My point here is not to blame China’s influencers for any of this, but rather to highlight the terrifying power that social media has over us and the influence it has on our decision-making process. Nowadays, when a new concept turns out to be a traffic driver, there’s no way to stop it from growing bigger and, ultimately, from getting out of hand. Although Costco-themed photoshoots seem harmless, influencers who have dared to share them across social media have been on the receiving end of hateful comments. ‘Syrian style’ spots, on the other hand, have managed to grow into a full-blown trend across the country.

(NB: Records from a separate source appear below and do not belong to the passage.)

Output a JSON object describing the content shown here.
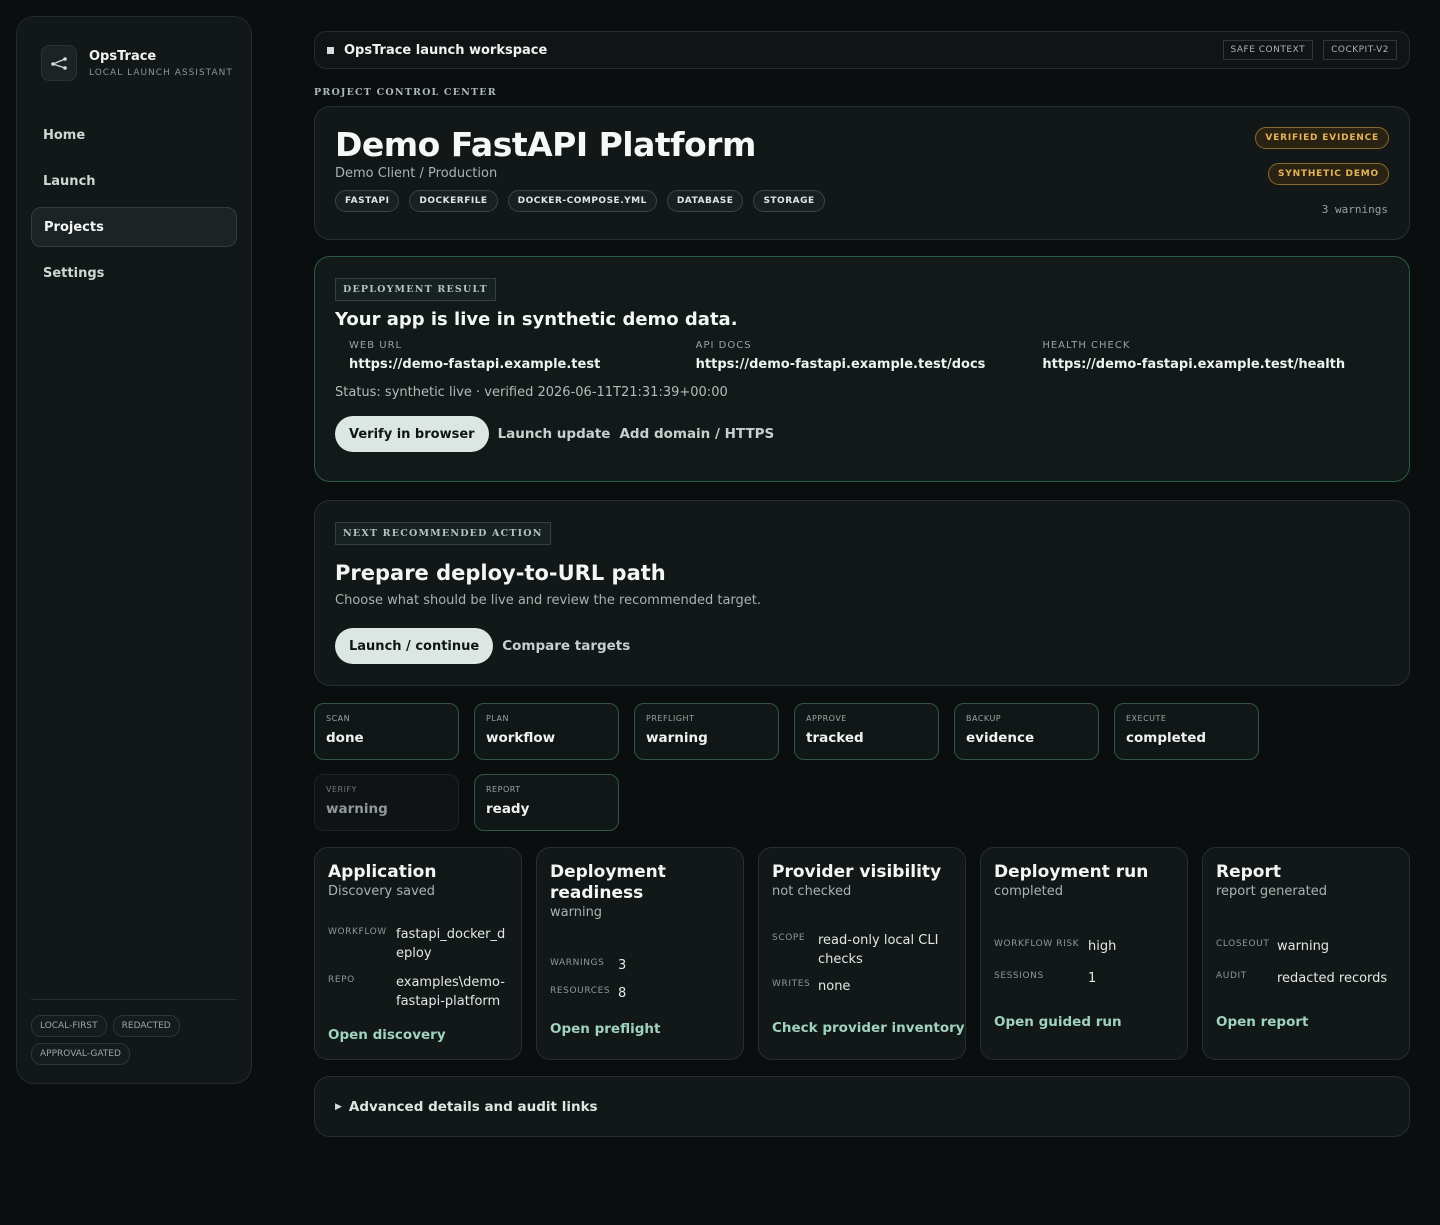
{
  "brand": {
    "name": "OpsTrace",
    "subtitle": "LOCAL LAUNCH ASSISTANT",
    "icon": "share-branch-icon"
  },
  "nav": {
    "items": [
      {
        "label": "Home"
      },
      {
        "label": "Launch"
      },
      {
        "label": "Projects",
        "active": true
      },
      {
        "label": "Settings"
      }
    ]
  },
  "sidebar_tags": [
    "LOCAL-FIRST",
    "REDACTED",
    "APPROVAL-GATED"
  ],
  "topbar": {
    "title": "OpsTrace launch workspace",
    "chips": [
      "SAFE CONTEXT",
      "COCKPIT-V2"
    ]
  },
  "section_label": "PROJECT CONTROL CENTER",
  "project": {
    "title": "Demo FastAPI Platform",
    "subtitle": "Demo Client / Production",
    "tags": [
      "FASTAPI",
      "DOCKERFILE",
      "DOCKER-COMPOSE.YML",
      "DATABASE",
      "STORAGE"
    ],
    "badges": [
      "VERIFIED EVIDENCE",
      "SYNTHETIC DEMO"
    ],
    "warnings": "3 warnings"
  },
  "deployment": {
    "label": "DEPLOYMENT RESULT",
    "title": "Your app is live in synthetic demo data.",
    "urls": [
      {
        "label": "WEB URL",
        "value": "https://demo-fastapi.example.test"
      },
      {
        "label": "API DOCS",
        "value": "https://demo-fastapi.example.test/docs"
      },
      {
        "label": "HEALTH CHECK",
        "value": "https://demo-fastapi.example.test/health"
      }
    ],
    "status": "Status: synthetic live · verified 2026-06-11T21:31:39+00:00",
    "primary_button": "Verify in browser",
    "links": [
      "Launch update",
      "Add domain / HTTPS"
    ]
  },
  "next_action": {
    "label": "NEXT RECOMMENDED ACTION",
    "title": "Prepare deploy-to-URL path",
    "subtitle": "Choose what should be live and review the recommended target.",
    "primary_button": "Launch / continue",
    "link": "Compare targets"
  },
  "steps": [
    {
      "label": "SCAN",
      "value": "done"
    },
    {
      "label": "PLAN",
      "value": "workflow"
    },
    {
      "label": "PREFLIGHT",
      "value": "warning"
    },
    {
      "label": "APPROVE",
      "value": "tracked"
    },
    {
      "label": "BACKUP",
      "value": "evidence"
    },
    {
      "label": "EXECUTE",
      "value": "completed"
    },
    {
      "label": "VERIFY",
      "value": "warning"
    },
    {
      "label": "REPORT",
      "value": "ready"
    }
  ],
  "panels": [
    {
      "title": "Application",
      "status": "Discovery saved",
      "kv": [
        {
          "k": "WORKFLOW",
          "v": "fastapi_docker_deploy"
        },
        {
          "k": "REPO",
          "v": "examples\\demo-fastapi-platform"
        }
      ],
      "link": "Open discovery"
    },
    {
      "title": "Deployment readiness",
      "status": "warning",
      "kv": [
        {
          "k": "WARNINGS",
          "v": "3"
        },
        {
          "k": "RESOURCES",
          "v": "8"
        }
      ],
      "link": "Open preflight"
    },
    {
      "title": "Provider visibility",
      "status": "not checked",
      "kv": [
        {
          "k": "SCOPE",
          "v": "read-only local CLI checks"
        },
        {
          "k": "WRITES",
          "v": "none"
        }
      ],
      "link": "Check provider inventory"
    },
    {
      "title": "Deployment run",
      "status": "completed",
      "kv": [
        {
          "k": "WORKFLOW RISK",
          "v": "high"
        },
        {
          "k": "SESSIONS",
          "v": "1"
        }
      ],
      "link": "Open guided run"
    },
    {
      "title": "Report",
      "status": "report generated",
      "kv": [
        {
          "k": "CLOSEOUT",
          "v": "warning"
        },
        {
          "k": "AUDIT",
          "v": "redacted records"
        }
      ],
      "link": "Open report"
    }
  ],
  "advanced": {
    "label": "Advanced details and audit links"
  }
}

And as much as I despise the latter, I can’t help but wonder what other deranged concept will ultimately replace it.

You know what they say, ‘do it for the gram’…

Keep On Reading

By Abby Amoakuh

Pictures of Harry Styles sporting a buzz cut reignite bald theories online. RIP to the long locks

By Abby Amoakuh

Jeffrey Epstein flight logs: Prince Andrew controversy resurfaces as nearly 200 names to be released

By Abby Amoakuh

Selena Gomez fans bash new boyfriend Benny Blanco and call him unworthy

By Abby Amoakuh

Nara Smith’s braids are causing outrage on TikTok. Here’s why

By Abby Amoakuh

The murder of a 22-year-old nursing student in Athens Georgia could decide the US presidential elections

By Abby Amoakuh

Grave site for Megan Thee Stallion’s mother ramps up security after Nicki Minaj fans leak location

By Charlie Sawyer

OnlyFans models are using breastfeeding content as a loophole to bypass Instagram’s nudity policy

By Fatou Ferraro Mboup

Exploitation exposed: British farms accused of modern slavery amid Home Office cover-up

By Fatou Ferraro Mboup

What is the viral red nail theory and does it actually work?

By Abby Amoakuh

New Brandy Melville HBO documentary paints CEO Silvio Marsan as super creepy

By Abby Amoakuh

Suki Waterhouse expecting first child with Robert Pattinson, flaunts baby bump in sparkly dress

By Charlie Sawyer

Mental health patients raped and sexually assaulted, new shocking NHS abuse scandal reveals

By Fatou Ferraro Mboup

Are the Lemon Bottle fat dissolving injections taking over TikTok safe? Experts raise concerns

By Charlie Sawyer

Vivek Ramaswamy shares Taylor Swift conspiracy and Robert F. Kennedy Jr. denies OnlyFans rumour

By Fatou Ferraro Mboup

New HBO documentary Brandy Hellville & The Cult Of Fast Fashion set to expose Brandy Melville

By Fatou Ferraro Mboup

Men are weirdly confident they could land a plane in an emergency. We asked them to explain

By Abby Amoakuh

Julia Fox and Madonna become bodybuilders in new Sevdaliza and Grimes music video

By Abby Amoakuh

Watch this video of pro-Palestinian protesters raiding an airport in search of Israelis

By Charlie Sawyer

Prime Minister Rishi Sunak sacks Home Secretary Suella Braverman as cabinet reshuffle begins

By Fatou Ferraro Mboup

What’s poppin? Not Jack Harlow’s Thanksgiving halftime performance